onError. We had to look at the different places where we were passing null or a null may get passed as a result of some operation. Usually all the situations involving null could be classified into two broad cases. In some cases we were interested in knowing if the value returned was null. As such we modified the
Observable to emit objects of type
Optional is a Java 8 feature. So, in order to use it in Android, we used an external library, retro-optional. We would then check for the presence of values in the
onNext method using
isPresent(). In the other cases, we generally had a single operation (such as a network request) which would either return null or some response. RxJava 2 introduced a new operator called
Maybe is a combination of
Completable i.e. it can either emit 0 or 1 response. Consequently its implementation methods are
onError. So, if the network request returned a response,
onSuccess would be called and in the case of null,
onComplete. These two approaches helped us overcome the majority of the cases in our code base to handle null.
Disposable Versus Subscription
RxJava 2 took great care to create a new base class to handle back pressure called

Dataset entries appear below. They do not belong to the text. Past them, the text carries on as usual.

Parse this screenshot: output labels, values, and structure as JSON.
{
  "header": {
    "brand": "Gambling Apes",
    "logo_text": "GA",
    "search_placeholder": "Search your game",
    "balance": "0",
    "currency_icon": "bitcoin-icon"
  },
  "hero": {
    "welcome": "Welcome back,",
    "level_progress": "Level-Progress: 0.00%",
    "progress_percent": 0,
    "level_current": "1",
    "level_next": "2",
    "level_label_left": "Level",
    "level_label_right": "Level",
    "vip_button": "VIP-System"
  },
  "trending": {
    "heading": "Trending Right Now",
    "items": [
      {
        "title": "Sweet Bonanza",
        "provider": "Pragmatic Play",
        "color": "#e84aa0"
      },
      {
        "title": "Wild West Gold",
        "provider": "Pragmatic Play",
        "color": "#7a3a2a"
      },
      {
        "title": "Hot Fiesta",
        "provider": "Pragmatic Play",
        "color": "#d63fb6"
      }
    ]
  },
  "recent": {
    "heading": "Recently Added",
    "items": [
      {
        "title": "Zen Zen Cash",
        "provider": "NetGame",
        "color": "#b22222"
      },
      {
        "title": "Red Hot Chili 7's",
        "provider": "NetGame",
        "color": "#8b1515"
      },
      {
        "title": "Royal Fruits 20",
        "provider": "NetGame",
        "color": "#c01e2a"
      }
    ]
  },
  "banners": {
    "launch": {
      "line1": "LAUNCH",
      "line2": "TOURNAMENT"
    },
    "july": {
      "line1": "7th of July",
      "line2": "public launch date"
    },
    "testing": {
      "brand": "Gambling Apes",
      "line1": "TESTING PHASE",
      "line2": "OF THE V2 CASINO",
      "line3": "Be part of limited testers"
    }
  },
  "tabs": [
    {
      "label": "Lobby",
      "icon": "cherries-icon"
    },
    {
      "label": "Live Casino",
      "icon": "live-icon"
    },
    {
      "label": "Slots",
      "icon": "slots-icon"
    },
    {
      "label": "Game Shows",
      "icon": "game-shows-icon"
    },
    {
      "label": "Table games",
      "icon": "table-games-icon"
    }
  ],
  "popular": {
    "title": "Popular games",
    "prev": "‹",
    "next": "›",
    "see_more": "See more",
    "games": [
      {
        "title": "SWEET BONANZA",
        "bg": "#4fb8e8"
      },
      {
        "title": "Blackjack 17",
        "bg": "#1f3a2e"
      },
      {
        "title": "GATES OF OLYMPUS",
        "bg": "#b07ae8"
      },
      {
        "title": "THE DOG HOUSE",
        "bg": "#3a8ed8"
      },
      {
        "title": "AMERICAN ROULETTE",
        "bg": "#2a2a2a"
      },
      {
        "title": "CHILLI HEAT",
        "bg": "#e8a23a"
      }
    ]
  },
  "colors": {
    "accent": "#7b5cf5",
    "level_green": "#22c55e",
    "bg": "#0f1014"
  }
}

Observables in RxJava 2 are not back pressure enabled. If a developer uses
Flowables, then back pressure needs to be accounted for. Typically suggested for emissions of more than 10,000 items,
Flowables need to account for back pressure. RxJava 2 took the
Subscription name for a different purpose (specifying an interaction point between a source and a consumer
org.reactivestreams.Subscription). Consequently a new interface was introduced
Disposable would now be responsible for stream and resource lifecycle management. So subscribing to an
Observable happens using a
DisposableObserver and unsubscribing happens using the
dispose() method. The
subscribe method returns void, so in order to get a handle on the
DisposableObserver, one needs to use the
subscribeWith method which returns a
dispose method can then be executed on this
Disposable object to stop observing the
Observable. In some cases, we were actually extending the
Observer to create a custom
Observer in RxJava 2 comes with a handy method called
onSubscribe which returns the
Disposable that should be used to stop observing the
Observable the custom observer is subscribed to. Thus to stop observing an
Observable was different in both these cases, whereas in RxJava1, we were just concerned with the
Subscription for managing the lifecycle for an observable.
An important design requirement for RxJava 2 is that no
Throwable errors should be swallowed. There are cases where errors can’t be emitted because the downstream’s lifecycle has already reached it’s terminal state or downstream cancelled a sequence which was about to emit an error. These errors are routed to the
RxJavaPlugins.onError handler which prints the
Throwable’s stacktrace to the console and calls the current thread’s uncaught exception handler. Android terminated the applications in these uncaught exception cases.
In order to avoid such crashes in RxJava 2, a no-op handler -
RxJavaPlugins.setErrorHandler(Consumer<Throwable>) should be set in the main
Application class of the Android application.
Observables Free From Back Pressure
This was something we enjoyed doing. In RxJava 1, we put in checks for back pressure errors for observables. We removed all those checks, since back pressure does not need to be accounted for in observables.
There are some other minor changes that we encountered during the migration. Most of these were a result of aligning RxJava 2 with the streams specification:
- Predicate: Filtering emissions is possible using the
filtermethod. Adopting the stream specifications, the predicate interface is used to filter the emissions, instead of the
testmethod as in RxJava 1.
- TestSubject: RxJava2 no longer supports
TestSubject. Instead its functionality can be achieved via
- SerializedSubject: The
SerializedSubjectis no longer a public class. In order to make
Subjectsserializable, RxJava 2 provides a method
Overall, we feel the migration to RxJava 2 has been beneficial for us. We no longer need to worry about back pressure errors while listening for emissions from
Observables. Also, using the standard streams specifications within RxJava 2 has helped us avoid learning different terminologies for RxJava than the streams specifications in other languages.